Task prompt → Once you have read the records, output them exactly.

Data for review →
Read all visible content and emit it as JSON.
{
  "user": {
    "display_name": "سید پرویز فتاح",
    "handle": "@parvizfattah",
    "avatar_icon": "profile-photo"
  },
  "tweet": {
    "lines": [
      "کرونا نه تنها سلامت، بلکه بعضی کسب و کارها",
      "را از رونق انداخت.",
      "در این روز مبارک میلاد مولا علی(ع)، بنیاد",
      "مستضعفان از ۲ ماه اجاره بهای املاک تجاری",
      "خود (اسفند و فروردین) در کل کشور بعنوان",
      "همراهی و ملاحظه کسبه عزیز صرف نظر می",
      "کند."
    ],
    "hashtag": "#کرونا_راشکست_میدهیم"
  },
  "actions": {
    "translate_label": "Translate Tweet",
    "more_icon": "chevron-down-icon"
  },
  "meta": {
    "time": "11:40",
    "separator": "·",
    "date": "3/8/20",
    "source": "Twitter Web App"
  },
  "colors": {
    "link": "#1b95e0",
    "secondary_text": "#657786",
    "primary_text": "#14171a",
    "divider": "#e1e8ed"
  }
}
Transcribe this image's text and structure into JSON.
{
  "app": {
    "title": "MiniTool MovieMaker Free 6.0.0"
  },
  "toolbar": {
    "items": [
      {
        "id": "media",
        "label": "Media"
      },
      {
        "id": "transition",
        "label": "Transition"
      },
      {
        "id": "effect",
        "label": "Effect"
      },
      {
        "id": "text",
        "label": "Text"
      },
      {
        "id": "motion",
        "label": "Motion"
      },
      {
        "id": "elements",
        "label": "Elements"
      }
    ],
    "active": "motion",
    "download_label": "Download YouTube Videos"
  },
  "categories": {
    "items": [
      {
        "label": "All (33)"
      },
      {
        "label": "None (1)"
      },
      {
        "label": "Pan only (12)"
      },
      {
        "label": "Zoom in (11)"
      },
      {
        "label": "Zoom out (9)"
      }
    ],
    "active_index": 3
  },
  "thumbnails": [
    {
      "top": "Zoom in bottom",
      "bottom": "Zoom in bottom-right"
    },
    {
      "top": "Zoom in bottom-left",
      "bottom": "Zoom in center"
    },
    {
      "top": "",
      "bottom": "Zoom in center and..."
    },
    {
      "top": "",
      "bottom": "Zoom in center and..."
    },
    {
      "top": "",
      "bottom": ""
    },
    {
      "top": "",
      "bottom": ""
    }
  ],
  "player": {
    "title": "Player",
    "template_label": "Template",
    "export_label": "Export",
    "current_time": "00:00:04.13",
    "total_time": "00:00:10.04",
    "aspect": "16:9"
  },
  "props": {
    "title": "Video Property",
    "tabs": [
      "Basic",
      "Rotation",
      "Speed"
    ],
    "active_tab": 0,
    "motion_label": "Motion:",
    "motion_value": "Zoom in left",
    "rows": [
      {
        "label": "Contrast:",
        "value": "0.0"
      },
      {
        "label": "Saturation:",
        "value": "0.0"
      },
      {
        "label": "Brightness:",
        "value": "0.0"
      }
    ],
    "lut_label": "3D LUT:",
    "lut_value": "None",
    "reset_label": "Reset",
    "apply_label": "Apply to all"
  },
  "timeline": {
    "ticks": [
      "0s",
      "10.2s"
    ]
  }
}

Written response →
Read all visible content and emit it as JSON.
{
  "user": {
    "display_name": "سید پرویز فتاح",
    "handle": "@parvizfattah",
    "avatar_icon": "profile-photo"
  },
  "tweet": {
    "lines": [
      "کرونا نه تنها سلامت، بلکه بعضی کسب و کارها",
      "را از رونق انداخت.",
      "در این روز مبارک میلاد مولا علی(ع)، بنیاد",
      "مستضعفان از ۲ ماه اجاره بهای املاک تجاری",
      "خود (اسفند و فروردین) در کل کشور بعنوان",
      "همراهی و ملاحظه کسبه عزیز صرف نظر می",
      "کند."
    ],
    "hashtag": "#کرونا_راشکست_میدهیم"
  },
  "actions": {
    "translate_label": "Translate Tweet",
    "more_icon": "chevron-down-icon"
  },
  "meta": {
    "time": "11:40",
    "separator": "·",
    "date": "3/8/20",
    "source": "Twitter Web App"
  },
  "colors": {
    "link": "#1b95e0",
    "secondary_text": "#657786",
    "primary_text": "#14171a",
    "divider": "#e1e8ed"
  }
}
Transcribe this image's text and structure into JSON.
{
  "app": {
    "title": "MiniTool MovieMaker Free 6.0.0"
  },
  "toolbar": {
    "items": [
      {
        "id": "media",
        "label": "Media"
      },
      {
        "id": "transition",
        "label": "Transition"
      },
      {
        "id": "effect",
        "label": "Effect"
      },
      {
        "id": "text",
        "label": "Text"
      },
      {
        "id": "motion",
        "label": "Motion"
      },
      {
        "id": "elements",
        "label": "Elements"
      }
    ],
    "active": "motion",
    "download_label": "Download YouTube Videos"
  },
  "categories": {
    "items": [
      {
        "label": "All (33)"
      },
      {
        "label": "None (1)"
      },
      {
        "label": "Pan only (12)"
      },
      {
        "label": "Zoom in (11)"
      },
      {
        "label": "Zoom out (9)"
      }
    ],
    "active_index": 3
  },
  "thumbnails": [
    {
      "top": "Zoom in bottom",
      "bottom": "Zoom in bottom-right"
    },
    {
      "top": "Zoom in bottom-left",
      "bottom": "Zoom in center"
    },
    {
      "top": "",
      "bottom": "Zoom in center and..."
    },
    {
      "top": "",
      "bottom": "Zoom in center and..."
    },
    {
      "top": "",
      "bottom": ""
    },
    {
      "top": "",
      "bottom": ""
    }
  ],
  "player": {
    "title": "Player",
    "template_label": "Template",
    "export_label": "Export",
    "current_time": "00:00:04.13",
    "total_time": "00:00:10.04",
    "aspect": "16:9"
  },
  "props": {
    "title": "Video Property",
    "tabs": [
      "Basic",
      "Rotation",
      "Speed"
    ],
    "active_tab": 0,
    "motion_label": "Motion:",
    "motion_value": "Zoom in left",
    "rows": [
      {
        "label": "Contrast:",
        "value": "0.0"
      },
      {
        "label": "Saturation:",
        "value": "0.0"
      },
      {
        "label": "Brightness:",
        "value": "0.0"
      }
    ],
    "lut_label": "3D LUT:",
    "lut_value": "None",
    "reset_label": "Reset",
    "apply_label": "Apply to all"
  },
  "timeline": {
    "ticks": [
      "0s",
      "10.2s"
    ]
  }
}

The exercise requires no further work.